“Although Professor Mazo and I might be described by some as ‘flaming liberals,’ we were fortunate to have had the legal assistance of several of America’s most capable conservative attorneys, said McCormick. “Among them The Institute for Free Speech’s legal team led by IFS attorney Ryan Morrison, libertarian New Jersey civil rights lawyer Walter M. Luers of the firm Cohn Lifland Pearlman Herrmann & Knopf, and Paul Clement, a partner in Clement & Murphy who served as U.S. Solicitor General from 2004 to 2008 and has argued more than 100 cases before the United States Supreme Court, making him one of the attorneys most frequently-appearing before the top court in the twenty-first century.”
Despite the formidable legal team’s efforts, the Supreme Court’s refusal to hear the case leaves New Jersey’s controversial ballot system intact. The argument that the system grants an undue advantage to favored candidates and limits voter choice did not gain the traction needed to prompt intervention.
The heart of the controversy lies in New Jersey’s unique “county line” method for arranging primary ballots, a system that critics argue empowers party bosses and undermines electoral fairness.
Under this system, endorsed candidates are grouped together, while independent candidates are scattered across different columns or rows, making it difficult for voters to locate them.
This unfair practice disproportionately affects independent-minded candidates, who often lack the financial support and organizational backing enjoyed by establishment-backed incumbents.
McCormick provided an example, citing the 2018 New Jersey Democratic primary ballot from Camden County.
She pointed out that nine candidates were grouped on the ‘county line’ in ‘Column 2,’ while the remaining fifteen candidates were scattered across eight mostly empty columns.
This arrangement, she argued, gives an unfair advantage to those on the county line while subjecting independent candidates to an inexplicable disadvantage.
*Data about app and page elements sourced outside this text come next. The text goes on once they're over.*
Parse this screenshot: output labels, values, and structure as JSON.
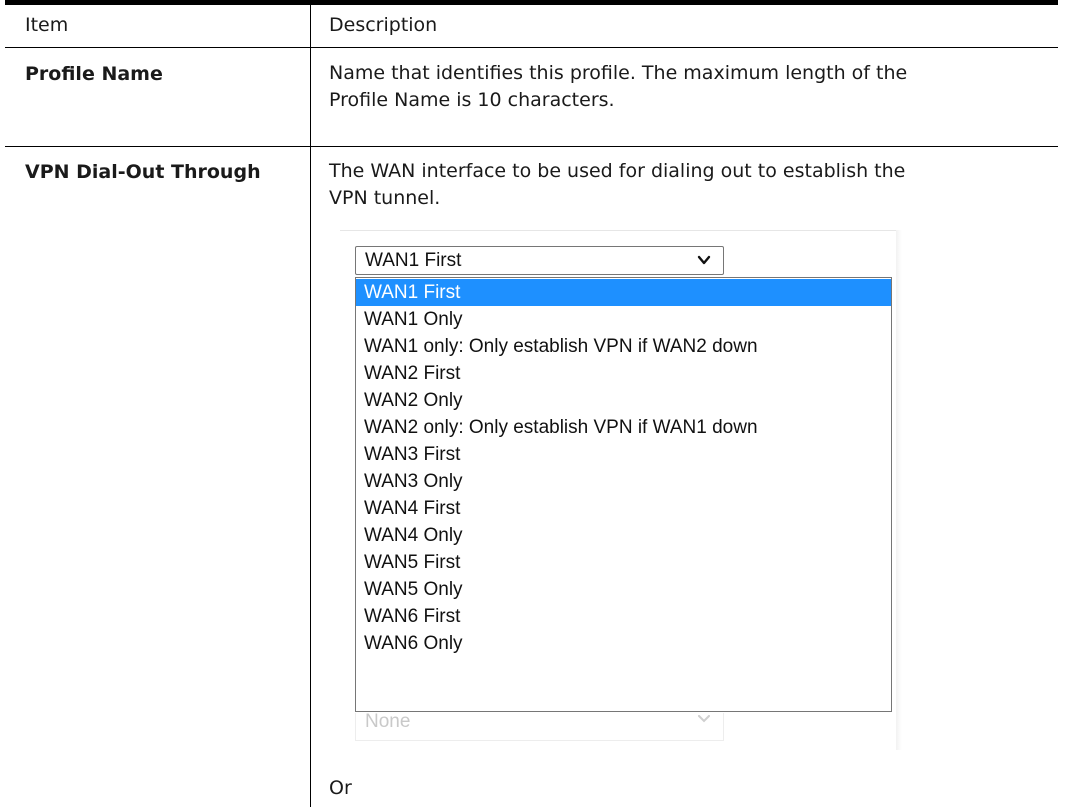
{
  "table": {
    "headers": {
      "item": "Item",
      "description": "Description"
    },
    "rows": [
      {
        "item": "Profile Name",
        "desc_line1": "Name that identifies this profile. The maximum length of the",
        "desc_line2": "Profile Name is 10 characters."
      },
      {
        "item": "VPN Dial-Out Through",
        "desc_line1": "The WAN interface to be used for dialing out to establish the",
        "desc_line2": "VPN tunnel.",
        "trailing": "Or"
      }
    ]
  },
  "dropdown": {
    "selected_value": "WAN1 First",
    "ghost_value": "None",
    "options": [
      "WAN1 First",
      "WAN1 Only",
      "WAN1 only: Only establish VPN if WAN2 down",
      "WAN2 First",
      "WAN2 Only",
      "WAN2 only: Only establish VPN if WAN1 down",
      "WAN3 First",
      "WAN3 Only",
      "WAN4 First",
      "WAN4 Only",
      "WAN5 First",
      "WAN5 Only",
      "WAN6 First",
      "WAN6 Only"
    ],
    "highlight_color": "#1e90ff"
  }
}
Furthermore, critics argue that this system has historically favored party-endorsed candidates, creating an imbalance that skews election outcomes.
Professor Julia Sass Rubin of Rutgers University and the Princeton School of Public and International Affairs conducted a comprehensive review of primary ballots across all fifty states and the District of Columbia.
She found that New Jersey’s ballot design substantially differed from other states, with a focus on the “county line” system that favored party-endorsed candidates.
McCormick claimed this system disadvantaged candidates like Senator Bernie Sanders in both the 2016 and 2020 Democratic primaries in New Jersey.
While some hope for a legislative remedy to this issue, with State Senator Shirley Turner proposing a bill to address the situation, many remain skeptical of lawmakers’ willingness to dismantle a system that grants them power.
McCormick suggested an alternative approach, urging progressive Democrats to unite to get a slate of like-minded contenders on the ballot, subsequently working towards changing the existing election laws from within the system.
“We were right to challenge what is fundamentally a system that allows the most powerful to cheat those who have the least amount of power,” said McCormick, who appears undaunted. “The fight for fair and equitable elections in New Jersey may continue, but the missed opportunity for the Supreme Court to address this issue is a significant setback for those seeking to reform the state’s electoral process.”